I have created a graphic which shows the ListView markup, the rendered html code and what the UI looks like below. I purposefully added some text in each markup to show you the rendered HTML and which template that HTML came from. I reformatted the rendered html by removing the line breaks from the ItemTemplate contents to save vertical space in the graphic (it is still too large though :) 
ListView Web control (RTM)

Note that I have added a GroupItemCount property to the ListView and set its value to 3. This means that each GroupTemplate will instantiate a max of three ItemTemplate + AlternatingItemTemplates.

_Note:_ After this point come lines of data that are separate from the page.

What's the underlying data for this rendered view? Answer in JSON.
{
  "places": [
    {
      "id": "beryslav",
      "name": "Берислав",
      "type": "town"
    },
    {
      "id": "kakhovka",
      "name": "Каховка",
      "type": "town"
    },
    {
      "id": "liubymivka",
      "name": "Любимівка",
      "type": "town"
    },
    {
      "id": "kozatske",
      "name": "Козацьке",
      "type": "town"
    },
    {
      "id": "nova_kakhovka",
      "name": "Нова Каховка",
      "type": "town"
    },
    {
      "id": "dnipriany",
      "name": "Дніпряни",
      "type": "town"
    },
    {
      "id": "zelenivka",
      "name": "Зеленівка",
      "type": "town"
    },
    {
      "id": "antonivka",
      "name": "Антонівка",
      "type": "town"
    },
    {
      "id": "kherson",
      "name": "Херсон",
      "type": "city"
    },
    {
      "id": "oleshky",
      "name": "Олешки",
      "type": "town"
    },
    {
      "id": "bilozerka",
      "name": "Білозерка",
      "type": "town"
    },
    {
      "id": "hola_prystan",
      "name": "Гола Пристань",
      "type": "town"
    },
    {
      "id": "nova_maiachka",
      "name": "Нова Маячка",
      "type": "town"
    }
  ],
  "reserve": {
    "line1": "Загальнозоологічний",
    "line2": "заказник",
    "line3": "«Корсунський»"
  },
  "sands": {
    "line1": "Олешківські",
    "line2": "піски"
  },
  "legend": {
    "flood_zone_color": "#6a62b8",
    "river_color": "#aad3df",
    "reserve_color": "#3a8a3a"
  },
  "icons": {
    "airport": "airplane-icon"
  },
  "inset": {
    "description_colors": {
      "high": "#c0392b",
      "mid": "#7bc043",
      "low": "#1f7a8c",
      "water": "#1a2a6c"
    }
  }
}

By looking at the rendered html, we can see that the contents of the LayoutTemplate is used for the outer shell of the ListView. The markup in the GroupTemplate gets added as the inner node of the control with id="groupPlaceHolder". The markup in the ItemTemplate/ItemSeparatorTemplate then gets added as the inner node to the control with id="itemPlaceHolder". After three records are rendered, the contents of the GroupSeparatorTemplate gets added next and the process repeats. We also see that the contents of the EmptyItemTemplate has been added to the empty column in the third row because we had space for 9 records (3 rows x 3 columns) but we fetched only 8 records.

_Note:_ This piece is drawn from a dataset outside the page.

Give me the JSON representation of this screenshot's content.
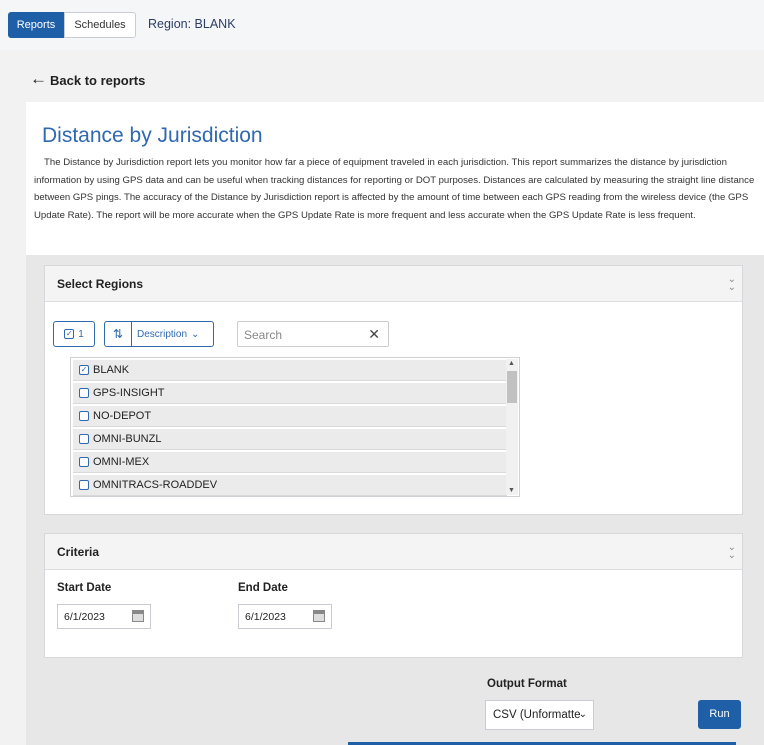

I have full flexibility over how I want the rendered markup to look like. For example, I am not limited to just two tags in the LayoutTemplate; I could have added, for some reason, a Calendar control above the table tag which would get rendered at the start of the ListView. I could also have added some text below the </table> tag causing it to be rendered at the bottom of the ListView. The only requirement is that an element/control with id="groupPlaceHolder" and an element/control with id="itemPlaceHolder" be present somewhere in the LayoutTemplate and GroupTemplate respectively. In addition, these elements/controls should have the runat="server" attribute.

We can further customize the id of the element/control the ListView looks for by declaring the GroupContainerID and ItemContainerID properties. For example, by specifying GroupContainerID="foo", the ListView will look for a element/control with attribute ID="foo" and runat="server" in the LayoutTemplate instead of one with ID="groupPlaceHolder".

On to the coding portion. The ListView is bound to a LinqDataSource. In the selecting event of the LinqDataSource, I have defined a LINQ expression to fetch the first eight records from the Employee table.

The code behind is shown below:

 1: protected void LinqDataSource1_Selecting(object sender, LinqDataSourceSelectEventArgs e)
 2: {
 3: NorthwindDataContext context = new NorthwindDataContext();
 4: var x = (from c in context.Employees
 5: select new { c.EmployeeID, c.LastName }).Take(8);
 6: e.Result = x;
 7: }

Once the page is run, the custom LINQ expression is run, the data fetched and displayed on the page using the layout defined in the ListView control as shown in the graphic above.

I hope this post has given you a taste of what you can do with the ListView in tiled mode. In the next post, we will be looking at how to make an awesome pure CSS layout using the ListView.

Published Monday, September 24, 2007 12:06 AM by rajbk


# re: Using the ListView control in Tiled mode (Part 1)

I REALLY need to see an example of the listview and survey type data or questionaire type display. I am using sqldatasource and am struggling with the new listview formatting. I need something like:

group header

  one to many questions

       radiobuttongroup control for responses


Can you help me?


Shawn Marie Austin

web app/database development

state of WA

Friday, August 15, 2008 11:11 AM by sma49

# re: Using the ListView control in Tiled mode (Part 1)

Is there a way to display the data flow to be vertically in two columns instead of horizontally as you've got it.


top to bottom in column 1 then

continue to column 2 top to bottom

Tuesday, October 21, 2008 7:54 PM by larry